Paul B. Weisz
Paul B. Weisz with a model that shows how tightly a paraffin molecule fits in a channel of a zeolite. The catalyst cracks the paraffin into smaller gas molecules. Photo by André Grossman. Reproduced with permission.
Paul B. Weisz (b. 1919) pioneered the use of natural and synthetic zeolites (hydrous silicates) as catalysts while he was working at Mobil Oil (now ExxonMobil). These catalysts are highly selective, facilitating only certain reactions between specific molecules of given shapes. Processes based on zeolite catalysts were first developed in the 1960s and were found to increase both the amount of gasoline obtainable from petroleum and the octane rating of gasoline. Shape-selective zeolite catalysts proved to be widely applicable to many other industrial processes, including the manufacture of gasoline from natural gas and the production of raw materials for making polyester garments, plastics, and other products from petroleum.

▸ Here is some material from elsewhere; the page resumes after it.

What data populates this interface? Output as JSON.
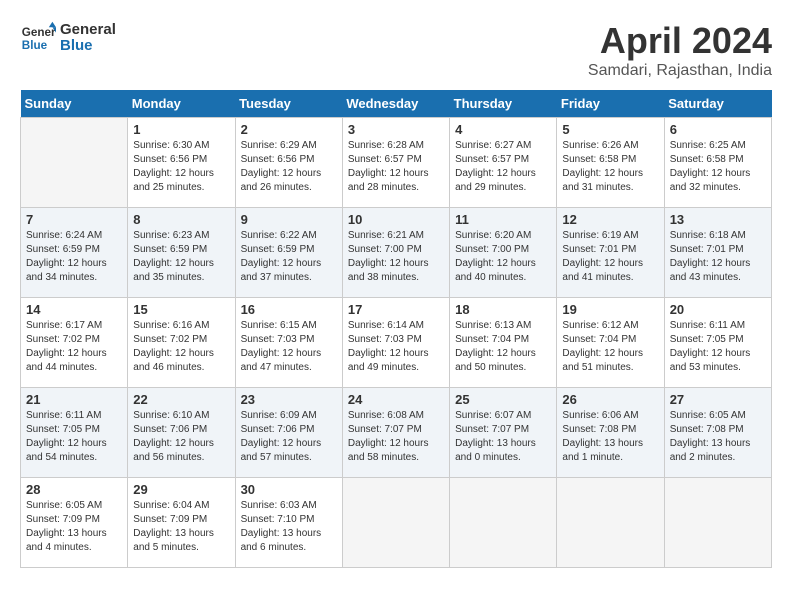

Weisz, who grew up in Berlin, knew from an early age that he wanted to be a scientist and go to America. As a radio “ham,” who at the age of 16 had published articles in a radio journal, Weisz managed to get a summer job with Telefunken, a major radio and electronics company. He later interned at the Cosmic Ray Institute after being turned down by Otto Hahn and Lise Meitner’s institute because those scientists were working on “classified” research. Meanwhile, his goal of coming to the United States was still out of reach—Weisz had no American relatives, and Germany banned the export of monetary funds. But at age 16 Weisz wrote to three American universities offering his family’s support of an American wishing to study in Germany in exchange for similar support for him in the United States. Such an exchange was worked out through Auburn University (formerly Alabama Technical University).

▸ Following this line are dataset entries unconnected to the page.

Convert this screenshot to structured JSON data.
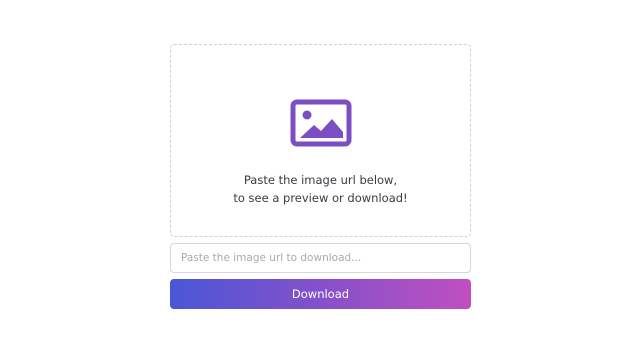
{
  "preview": {
    "icon": "image-icon",
    "line1": "Paste the image url below,",
    "line2": "to see a preview or download!"
  },
  "input": {
    "placeholder": "Paste the image url to download...",
    "value": ""
  },
  "download": {
    "label": "Download"
  },
  "colors": {
    "accent": "#7b4fc3",
    "gradient_start": "#4a56d6",
    "gradient_end": "#c04fc0",
    "border": "#cfcfd6"
  }
}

Weisz arrived in Alabama in 1939, narrowly escaping the outbreak of war. Having interrupted his graduate work in Berlin, he completed the credits for a bachelor’s degree in less than one year. He then continued research on cosmic radiation at the Bartol Research Foundation of the Franklin Institute in Swarthmore, Pennsylvania. After the United States entered World War II, Weisz, a longtime radio enthusiast, became an electronics engineer, teaching Signal Corps trainees first at Swarthmore College and later at the Radiation Laboratory at the Massachusetts Institute of Technology, where they were participating in the development of LORAN, or long-range aid to navigation, based on radio signals.
Not until after he had become a well-established researcher in catalytic chemistry did Weisz achieve his long-deferred goal of a doctoral degree at the Eidgenössische Technische Hochschule in Zürich, Switzerland, while on a leave of absence from Mobil. His thesis on the mechanism of dyeing fibers developed some of the basic laws about the entrance of dyes into fibers, based on his experience with the velocity with which chemicals flow into catalytic materials. After retiring from Mobil, Weisz began yet another career—applying general chemical and physical principles to biomedical research.